**Goal of the exercise**:
Pictures stay out. All the rest of the records must be repeated exactly.

**Available data**:
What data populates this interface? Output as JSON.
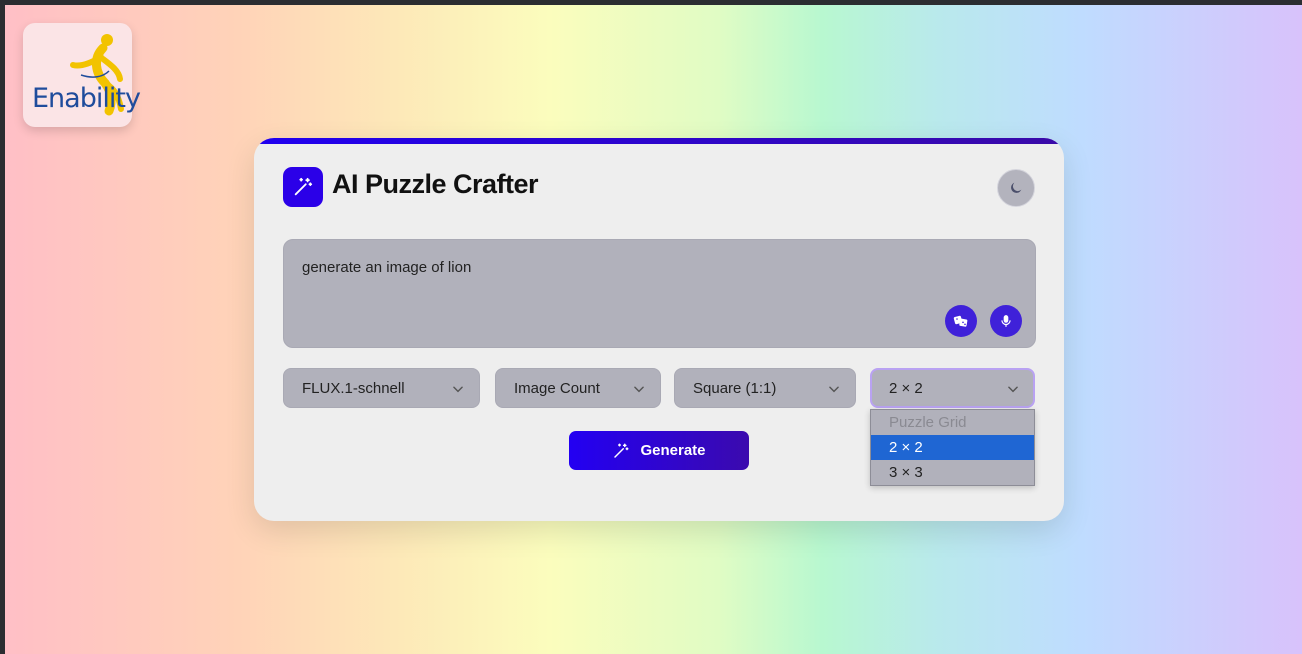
{
  "logo": {
    "text": "Enability"
  },
  "app": {
    "title": "AI Puzzle Crafter"
  },
  "prompt": {
    "value": "generate an image of lion"
  },
  "controls": {
    "model": "FLUX.1-schnell",
    "image_count": "Image Count",
    "aspect": "Square (1:1)",
    "grid": "2 × 2"
  },
  "grid_dropdown": {
    "options": [
      {
        "label": "Puzzle Grid",
        "state": "disabled"
      },
      {
        "label": "2 × 2",
        "state": "selected"
      },
      {
        "label": "3 × 3",
        "state": "normal"
      }
    ]
  },
  "generate_button": {
    "label": "Generate"
  },
  "icons": {
    "title": "magic-wand-icon",
    "theme": "moon-icon",
    "random": "dice-icon",
    "voice": "microphone-icon",
    "generate": "magic-wand-icon"
  },
  "colors": {
    "accent": "#2b00e8",
    "selected_option": "#1f66d3"
  }
}
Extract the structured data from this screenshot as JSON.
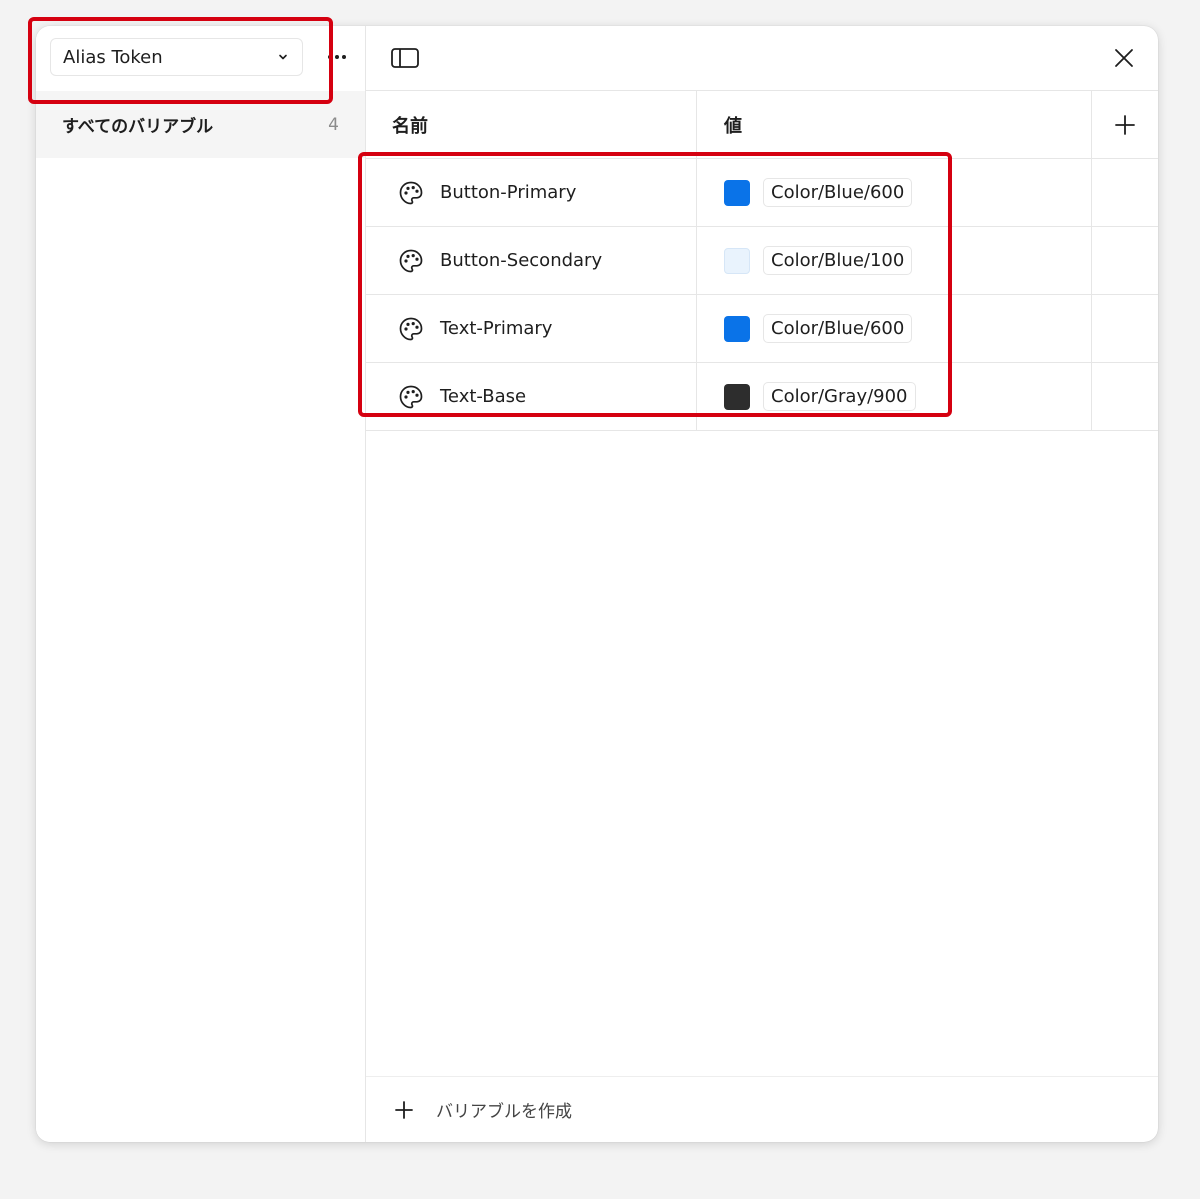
{
  "sidebar": {
    "collection_selector": {
      "label": "Alias Token"
    },
    "groups": [
      {
        "label": "すべてのバリアブル",
        "count": "4"
      }
    ]
  },
  "table": {
    "headers": {
      "name": "名前",
      "value": "値"
    },
    "rows": [
      {
        "name": "Button-Primary",
        "value": "Color/Blue/600",
        "swatch_color": "#0a73e8"
      },
      {
        "name": "Button-Secondary",
        "value": "Color/Blue/100",
        "swatch_color": "#e9f3fd"
      },
      {
        "name": "Text-Primary",
        "value": "Color/Blue/600",
        "swatch_color": "#0a73e8"
      },
      {
        "name": "Text-Base",
        "value": "Color/Gray/900",
        "swatch_color": "#2d2d2d"
      }
    ]
  },
  "footer": {
    "create_label": "バリアブルを作成"
  },
  "icons": {
    "variable_type": "palette-icon",
    "panel_toggle": "sidebar-panel-icon",
    "close": "close-icon",
    "add_column": "plus-icon",
    "more": "ellipsis-icon",
    "dropdown": "chevron-down-icon"
  },
  "colors": {
    "annotation_highlight": "#d50010",
    "selected_group_bg": "#f5f5f5"
  }
}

**The completed task**:
What data populates this interface? Output as JSON.
{
  "logo": {
    "text": "Enability"
  },
  "app": {
    "title": "AI Puzzle Crafter"
  },
  "prompt": {
    "value": "generate an image of lion"
  },
  "controls": {
    "model": "FLUX.1-schnell",
    "image_count": "Image Count",
    "aspect": "Square (1:1)",
    "grid": "2 × 2"
  },
  "grid_dropdown": {
    "options": [
      {
        "label": "Puzzle Grid",
        "state": "disabled"
      },
      {
        "label": "2 × 2",
        "state": "selected"
      },
      {
        "label": "3 × 3",
        "state": "normal"
      }
    ]
  },
  "generate_button": {
    "label": "Generate"
  },
  "icons": {
    "title": "magic-wand-icon",
    "theme": "moon-icon",
    "random": "dice-icon",
    "voice": "microphone-icon",
    "generate": "magic-wand-icon"
  },
  "colors": {
    "accent": "#2b00e8",
    "selected_option": "#1f66d3"
  }
}
Extract the structured data from this screenshot as JSON.
{
  "sidebar": {
    "collection_selector": {
      "label": "Alias Token"
    },
    "groups": [
      {
        "label": "すべてのバリアブル",
        "count": "4"
      }
    ]
  },
  "table": {
    "headers": {
      "name": "名前",
      "value": "値"
    },
    "rows": [
      {
        "name": "Button-Primary",
        "value": "Color/Blue/600",
        "swatch_color": "#0a73e8"
      },
      {
        "name": "Button-Secondary",
        "value": "Color/Blue/100",
        "swatch_color": "#e9f3fd"
      },
      {
        "name": "Text-Primary",
        "value": "Color/Blue/600",
        "swatch_color": "#0a73e8"
      },
      {
        "name": "Text-Base",
        "value": "Color/Gray/900",
        "swatch_color": "#2d2d2d"
      }
    ]
  },
  "footer": {
    "create_label": "バリアブルを作成"
  },
  "icons": {
    "variable_type": "palette-icon",
    "panel_toggle": "sidebar-panel-icon",
    "close": "close-icon",
    "add_column": "plus-icon",
    "more": "ellipsis-icon",
    "dropdown": "chevron-down-icon"
  },
  "colors": {
    "annotation_highlight": "#d50010",
    "selected_group_bg": "#f5f5f5"
  }
}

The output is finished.